How Myndi Shafer Transformed Her Childhood Christmas Tree
I’m very excited today to have wonderful author and fabulous friend Myndi Shafer here to talk to you about the inspiration behind her Shrilugh series. Don’t you just love to hear about where and how writers get their inspiration? I do. I especially love how Myndi’s inspiration so personal and connected to family. It makes her stories that much more meaningful to me. So I’ll hand over my blog to Myndi and let her tell you a little about her series. BONUS: DARKENING (Book 2) released TODAY! For those of us who already read Shrilurgh, we can gobble up Darkening right now. (squee!!) The rest of you can buy them both and enjoy fun-filled trek through Myndi’s worlds. Yes, I said worlds, plural!

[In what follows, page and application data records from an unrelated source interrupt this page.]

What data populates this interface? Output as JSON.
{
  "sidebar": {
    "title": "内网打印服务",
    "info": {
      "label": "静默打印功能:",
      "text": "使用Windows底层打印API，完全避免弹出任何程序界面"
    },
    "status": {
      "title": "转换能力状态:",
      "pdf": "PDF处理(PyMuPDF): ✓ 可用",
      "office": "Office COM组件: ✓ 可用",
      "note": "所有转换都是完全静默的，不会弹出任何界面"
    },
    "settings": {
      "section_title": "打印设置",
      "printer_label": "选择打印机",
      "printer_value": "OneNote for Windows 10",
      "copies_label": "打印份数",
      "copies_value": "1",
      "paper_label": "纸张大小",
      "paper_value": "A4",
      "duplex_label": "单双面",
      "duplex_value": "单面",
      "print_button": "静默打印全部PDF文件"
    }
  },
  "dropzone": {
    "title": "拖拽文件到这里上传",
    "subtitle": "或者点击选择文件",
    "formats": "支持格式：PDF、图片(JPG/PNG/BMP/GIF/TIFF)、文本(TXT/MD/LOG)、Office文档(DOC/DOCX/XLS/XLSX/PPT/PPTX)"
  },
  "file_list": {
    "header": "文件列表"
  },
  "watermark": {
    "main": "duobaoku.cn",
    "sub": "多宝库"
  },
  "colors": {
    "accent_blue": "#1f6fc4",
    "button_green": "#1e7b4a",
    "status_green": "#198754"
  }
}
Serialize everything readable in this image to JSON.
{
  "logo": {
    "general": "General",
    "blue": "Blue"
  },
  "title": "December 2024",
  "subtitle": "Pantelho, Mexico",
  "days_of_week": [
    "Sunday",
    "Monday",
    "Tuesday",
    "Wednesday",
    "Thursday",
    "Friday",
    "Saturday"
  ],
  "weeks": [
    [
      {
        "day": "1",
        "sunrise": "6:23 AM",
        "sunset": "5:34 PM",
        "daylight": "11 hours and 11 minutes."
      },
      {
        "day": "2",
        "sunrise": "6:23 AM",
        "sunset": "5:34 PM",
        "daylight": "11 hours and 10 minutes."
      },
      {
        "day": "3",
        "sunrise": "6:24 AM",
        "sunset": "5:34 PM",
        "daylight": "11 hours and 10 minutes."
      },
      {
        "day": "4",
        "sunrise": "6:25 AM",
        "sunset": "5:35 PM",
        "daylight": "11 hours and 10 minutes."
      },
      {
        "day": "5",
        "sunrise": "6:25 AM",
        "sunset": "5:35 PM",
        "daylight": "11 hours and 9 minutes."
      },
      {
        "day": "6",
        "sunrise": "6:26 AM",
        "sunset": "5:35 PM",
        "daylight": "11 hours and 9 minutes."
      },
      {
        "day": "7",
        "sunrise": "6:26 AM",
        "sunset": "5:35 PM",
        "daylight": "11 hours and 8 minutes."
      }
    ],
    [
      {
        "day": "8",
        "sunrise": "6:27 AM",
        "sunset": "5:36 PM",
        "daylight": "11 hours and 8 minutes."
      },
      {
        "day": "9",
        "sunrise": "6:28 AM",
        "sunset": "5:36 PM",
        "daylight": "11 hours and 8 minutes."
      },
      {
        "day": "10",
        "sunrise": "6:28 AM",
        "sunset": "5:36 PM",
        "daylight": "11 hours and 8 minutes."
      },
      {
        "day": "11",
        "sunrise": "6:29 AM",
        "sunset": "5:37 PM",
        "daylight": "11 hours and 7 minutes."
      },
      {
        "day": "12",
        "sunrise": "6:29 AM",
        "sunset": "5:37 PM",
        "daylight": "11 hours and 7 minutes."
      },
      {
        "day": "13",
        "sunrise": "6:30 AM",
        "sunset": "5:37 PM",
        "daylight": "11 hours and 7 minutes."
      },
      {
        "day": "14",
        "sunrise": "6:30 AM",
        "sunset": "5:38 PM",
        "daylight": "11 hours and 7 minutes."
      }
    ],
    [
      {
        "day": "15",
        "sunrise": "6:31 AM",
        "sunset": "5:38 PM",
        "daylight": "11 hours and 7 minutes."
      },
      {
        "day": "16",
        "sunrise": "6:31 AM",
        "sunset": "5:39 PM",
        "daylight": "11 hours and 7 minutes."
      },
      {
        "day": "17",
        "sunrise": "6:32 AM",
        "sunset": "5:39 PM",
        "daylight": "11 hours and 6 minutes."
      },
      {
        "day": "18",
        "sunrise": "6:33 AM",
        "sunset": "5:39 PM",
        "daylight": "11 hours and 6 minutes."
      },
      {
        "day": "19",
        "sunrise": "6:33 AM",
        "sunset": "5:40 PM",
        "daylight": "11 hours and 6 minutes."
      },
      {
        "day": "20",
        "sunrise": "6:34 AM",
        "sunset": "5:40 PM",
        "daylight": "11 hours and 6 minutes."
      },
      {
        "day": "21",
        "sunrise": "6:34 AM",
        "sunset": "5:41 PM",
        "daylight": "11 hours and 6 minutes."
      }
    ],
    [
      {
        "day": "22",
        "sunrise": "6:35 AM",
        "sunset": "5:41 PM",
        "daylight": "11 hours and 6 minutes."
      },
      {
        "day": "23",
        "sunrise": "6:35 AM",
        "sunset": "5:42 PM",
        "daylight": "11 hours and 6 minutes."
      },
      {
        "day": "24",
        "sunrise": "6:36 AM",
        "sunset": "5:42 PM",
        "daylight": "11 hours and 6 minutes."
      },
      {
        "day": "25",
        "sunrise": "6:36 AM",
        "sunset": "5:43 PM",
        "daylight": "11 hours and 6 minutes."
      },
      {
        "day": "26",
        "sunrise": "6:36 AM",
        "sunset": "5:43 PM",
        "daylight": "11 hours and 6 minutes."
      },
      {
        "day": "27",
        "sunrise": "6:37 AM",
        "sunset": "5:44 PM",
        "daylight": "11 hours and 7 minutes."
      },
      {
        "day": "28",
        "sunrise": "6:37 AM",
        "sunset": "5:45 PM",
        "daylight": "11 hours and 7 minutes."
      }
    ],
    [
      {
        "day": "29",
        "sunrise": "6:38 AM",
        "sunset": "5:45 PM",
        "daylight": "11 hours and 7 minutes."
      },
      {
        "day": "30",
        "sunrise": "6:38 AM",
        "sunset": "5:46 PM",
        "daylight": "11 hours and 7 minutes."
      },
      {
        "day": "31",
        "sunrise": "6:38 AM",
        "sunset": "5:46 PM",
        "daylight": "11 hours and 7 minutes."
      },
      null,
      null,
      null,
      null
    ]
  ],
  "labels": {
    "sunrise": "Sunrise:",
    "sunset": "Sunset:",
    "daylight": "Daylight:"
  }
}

Author Myndi Shafer currently makes her home in Kansas with her husband and four children. Her bestselling book, SHRILUGH, was released in August of 2012. THE DARKENING is the second book of the Shrilugh Saga, and is available for purchase at Amazon, Smashwords, iTunes, Barnes & Noble and others.
Both Shrilugh and The Darkening take place in two different worlds: a fictional version of ours, and another world accessed through a mystical Door atop an old abandoned silo. Originally, both books began as one and were called The Silo Door because I went into writing that first draft with the mindset of the story centering around the Door. Soon, however, the story grew, the plot thickened, and the Door itself became secondary. Which meant (a) there was going to be more than one book, and (b) I needed to find another name for the first book, and the series as a whole.
The name of the other world is Archethenia. (That’s never mentioned in the the first book for two reasons: the main character, Aydan, never thought to ask, and the secondary character, Rein, never thought to tell.)
Archethenia isn’t terribly different from our own world: its occupants look human (though they’re not). They eat similar foods, have families, live in houses. But it’s a more rustic world – no electricity, no machines. It’s a more formal world – women wear dresses, servants and slaves abound, and there is a social caste.
It’s also a more sophisticated world – though there is little technology like our own, there is a fineness to what they do have. Their carriages are sleek and move with more grace than our automobiles. Their architecture is handcrafted and made with intention, with symbolism carefully integrated in unexpected places. As we get into the pages of The Darkening we’ll find that they are not quite so limited in technology as we thought – it just looks different than our own.
One of the differences between our world and theirs is found in nature – specifically, the trees. Not all their trees, but one species in particular, called Shrilugh. When dusk settles in, the Shrilugh trees begin to glow, lighting the world around them with a warm, inviting light.
Part of my inspiration for these trees came from a simple, childhood-driven love for Christmas tree. Growing up, I was always fascinated by our family Christmas tree. My mom loved Christmas, and our tree would be laden with lights, sparkly gold garland, lights, more ornaments than you can count, and more lights. The woman had a knack for stringing the lights and placing the ornaments in a way that took our tree from looking like the fake that it was to a Glowing Glorious Thing That Deserved Your Awe.
I remember looking at that tree, and then looking out my bedroom window at night, wishing the trees that lined the river in the distance would glow too. I was especially fond of a very tall cottonwood, whose branches stretched up higher than the rest, and oftentimes found myself praying with all my child-like might that God would light up that tree, just for me.
When we moved back to Kansas from Hawaii, one of the first things I noticed was how darn short the trees are here. They have to be. The winds that come howling across these plains make it tough for a tree of any height to survive.
Cottonwoods are the exception. They’re sturdy buggers who aren’t afraid of the wind; in fact, I’d have sworn the one I favored as a kid longed for it. While the other trees around it seemed to hunker down and wait out the gales, that tree seemed to dance in it.
The Kansas landscape seemed so brown and desolate compared to Hawaii. Short trees, little water. It could have been a pretty depressing shift, but three things saved it for me: the stars at night, the lazy sunsets, and the cottonwood trees.
One cottonwood in particular. Along Highway 196, between Whitewater and Newton, on the north side of the road, stands a giant. He’s right at the crest of a hill, standing watch over the travelers as they pass by. I like to think that he and the cottonwood of my youth are related somehow – cousins? Brothers?
So that’s how Shrilugh trees came to be – a combination of my love for my mom’s Christmas trees, and my love for a couple friendly cottonwoods. And since these glowing trees (and the mythology behind them) are ultimately central to the plot of the series, it seemed natural to give the first book (and the series itself) their name.
Where you can pick up a copy of The Darkening:
For Nook, iPad, etc: http://www.smashwords.com/books/view/288557